Implementation of a Diabetes Self-Management Intervention for Mexican-American Families in the Arizona-Mexico Border Region

Saturday, 29 July 2017: 1:50 PM

Marylyn M. McEwen, PhD, RN, FAAN
College of Nursing and Mel & Enid Zuckerman College of Public Health, University of Arizona, Tucson, AZ, USA

Background: The 50 million Hispanics who represent 16% of the U.S. population are disproportionately affected by diabetes (12.8%) when compared to non-Hispanic Caucasians (7.6%). The chronic and complex trajectory of type 2 diabetes (T2DM) requires daily engagement in self-management activities and occurs in a family environment. Diabetes self-management education and support (DSME/SS) builds knowledge, skills and abilities for successful T2DM self-management, decreases A1C and weight, reduces A1C by 1%, has a positive effect on other clinical indicators and health care costs. But, there is a paucity of evidenced-based lifestyle modification programs tailored to Hispanic culture and integrate family members into the intervention. We report on the refinement and testing of a 3-month culturally tailored family-based T2DM DSME/SS intervention on behavioral and biological outcomes.

Purpose: The purpose of this study was to refine, expand (Phase I), test and evaluate the effectiveness of a culturally tailored family-based intervention to improve behavioral and biological outcomes for Hispanic adults with T2DM and their family members (Phase II).

Methods: In Phase I we used a CBPR approach to engage a Family Action Board (FAB) (n=24) to refine and expand a culturally tailored individual-based T2DM DSME/SS intervention to a family-based intervention. In Phase II we used a randomized, two group experimental design, participants with T2DM and a family member (n=87 dyads) completed questionnaires, biological measurements, immediately following intervention, and at 6 months post intervention.

Results: The FAB participated in intervention revision, improving the reach of the family level intervention. Participants with T2DM ranged in age from 38 to 73 (M=54, SD=9); family members from 18 to 88 (mean=48, SD=16), most had less than a high school education (73% participant; 53% family member), family income was $20,000 or less (69% participant; 58% family member). Participants had significant intervention effects for total self-management activities (p=.001), total self-efficacy (p=.003), and total diabetes distress (p<.001) with self-management and self-efficacy being sustained for 6 months. Family members had significant intervention effects for total family self-efficacy (p=.016), pedometer steps (p=.016), and pedometer miles (p=.008) with family self-efficacy being sustained for 6 months.

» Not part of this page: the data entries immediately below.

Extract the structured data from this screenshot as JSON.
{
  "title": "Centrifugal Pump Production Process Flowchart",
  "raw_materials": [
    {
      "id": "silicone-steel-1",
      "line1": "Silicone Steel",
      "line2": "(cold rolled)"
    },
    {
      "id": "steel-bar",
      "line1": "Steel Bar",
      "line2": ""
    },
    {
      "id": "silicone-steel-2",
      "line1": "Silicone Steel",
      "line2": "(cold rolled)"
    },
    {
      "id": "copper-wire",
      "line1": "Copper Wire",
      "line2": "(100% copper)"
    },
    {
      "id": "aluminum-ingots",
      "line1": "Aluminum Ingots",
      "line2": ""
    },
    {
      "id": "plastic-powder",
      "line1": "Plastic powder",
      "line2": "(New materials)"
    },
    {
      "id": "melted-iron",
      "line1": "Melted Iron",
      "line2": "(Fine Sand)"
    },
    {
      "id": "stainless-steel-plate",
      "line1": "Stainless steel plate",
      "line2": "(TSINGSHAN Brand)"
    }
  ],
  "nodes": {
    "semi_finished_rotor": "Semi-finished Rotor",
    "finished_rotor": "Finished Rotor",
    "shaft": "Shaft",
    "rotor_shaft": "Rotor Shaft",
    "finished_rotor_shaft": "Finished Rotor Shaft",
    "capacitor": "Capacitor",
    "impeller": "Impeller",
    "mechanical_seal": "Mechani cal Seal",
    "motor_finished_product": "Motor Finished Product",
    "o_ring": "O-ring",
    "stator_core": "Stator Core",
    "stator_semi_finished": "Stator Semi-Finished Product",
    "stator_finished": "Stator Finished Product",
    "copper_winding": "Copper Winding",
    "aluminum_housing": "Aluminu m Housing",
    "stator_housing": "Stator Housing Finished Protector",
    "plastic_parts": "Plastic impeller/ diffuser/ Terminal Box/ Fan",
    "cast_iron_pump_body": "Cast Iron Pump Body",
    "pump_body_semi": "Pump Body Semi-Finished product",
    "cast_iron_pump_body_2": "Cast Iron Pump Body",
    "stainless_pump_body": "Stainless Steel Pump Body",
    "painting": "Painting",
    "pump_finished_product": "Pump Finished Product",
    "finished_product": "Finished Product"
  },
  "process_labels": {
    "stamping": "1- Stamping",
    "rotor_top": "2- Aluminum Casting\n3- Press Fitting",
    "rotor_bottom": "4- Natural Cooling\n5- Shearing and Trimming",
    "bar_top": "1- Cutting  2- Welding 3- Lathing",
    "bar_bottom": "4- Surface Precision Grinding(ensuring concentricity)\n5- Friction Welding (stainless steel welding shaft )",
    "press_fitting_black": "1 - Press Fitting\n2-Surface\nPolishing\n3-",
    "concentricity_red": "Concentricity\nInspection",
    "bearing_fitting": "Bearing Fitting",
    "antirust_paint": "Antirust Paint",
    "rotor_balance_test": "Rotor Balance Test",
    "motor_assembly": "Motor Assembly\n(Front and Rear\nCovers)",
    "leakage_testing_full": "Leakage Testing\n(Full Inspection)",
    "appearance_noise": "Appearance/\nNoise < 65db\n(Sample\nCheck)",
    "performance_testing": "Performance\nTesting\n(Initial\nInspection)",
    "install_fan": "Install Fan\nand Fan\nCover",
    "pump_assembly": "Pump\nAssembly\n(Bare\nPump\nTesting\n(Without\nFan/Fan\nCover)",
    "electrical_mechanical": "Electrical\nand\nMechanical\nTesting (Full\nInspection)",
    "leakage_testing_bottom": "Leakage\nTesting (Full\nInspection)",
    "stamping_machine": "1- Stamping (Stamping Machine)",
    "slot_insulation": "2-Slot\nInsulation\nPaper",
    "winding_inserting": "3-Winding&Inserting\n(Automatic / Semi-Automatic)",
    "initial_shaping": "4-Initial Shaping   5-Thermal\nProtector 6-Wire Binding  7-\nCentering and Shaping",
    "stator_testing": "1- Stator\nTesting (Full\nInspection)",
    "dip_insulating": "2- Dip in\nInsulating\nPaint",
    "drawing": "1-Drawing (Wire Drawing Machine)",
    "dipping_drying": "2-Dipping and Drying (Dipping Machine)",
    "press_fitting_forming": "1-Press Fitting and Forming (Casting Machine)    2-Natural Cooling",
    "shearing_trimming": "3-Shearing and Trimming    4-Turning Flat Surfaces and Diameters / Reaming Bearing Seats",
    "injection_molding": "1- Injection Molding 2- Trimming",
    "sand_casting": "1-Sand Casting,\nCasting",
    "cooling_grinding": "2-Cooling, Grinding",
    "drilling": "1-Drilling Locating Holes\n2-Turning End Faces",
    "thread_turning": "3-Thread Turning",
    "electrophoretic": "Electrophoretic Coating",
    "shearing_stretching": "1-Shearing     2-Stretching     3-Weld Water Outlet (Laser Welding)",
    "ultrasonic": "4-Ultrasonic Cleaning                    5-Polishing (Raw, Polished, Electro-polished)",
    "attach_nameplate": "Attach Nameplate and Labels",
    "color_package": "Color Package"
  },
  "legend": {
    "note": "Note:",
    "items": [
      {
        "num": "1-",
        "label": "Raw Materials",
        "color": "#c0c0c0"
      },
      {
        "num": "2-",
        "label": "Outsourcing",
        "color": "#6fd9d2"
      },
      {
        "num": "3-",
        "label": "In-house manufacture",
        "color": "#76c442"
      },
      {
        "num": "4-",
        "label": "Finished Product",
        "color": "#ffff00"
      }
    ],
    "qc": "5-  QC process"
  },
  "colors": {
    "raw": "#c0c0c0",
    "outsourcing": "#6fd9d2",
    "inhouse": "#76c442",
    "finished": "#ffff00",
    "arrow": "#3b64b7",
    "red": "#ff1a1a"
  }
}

Conclusions: We are in the second translational research phase. We used CBPR to improve the reach of the study and promotoras and a diabetes educator to improve intervention effectiveness. Further research is required to strengthen the impact of the intervention on targeted outcomes before dissemination and adoption of the intervention can occur.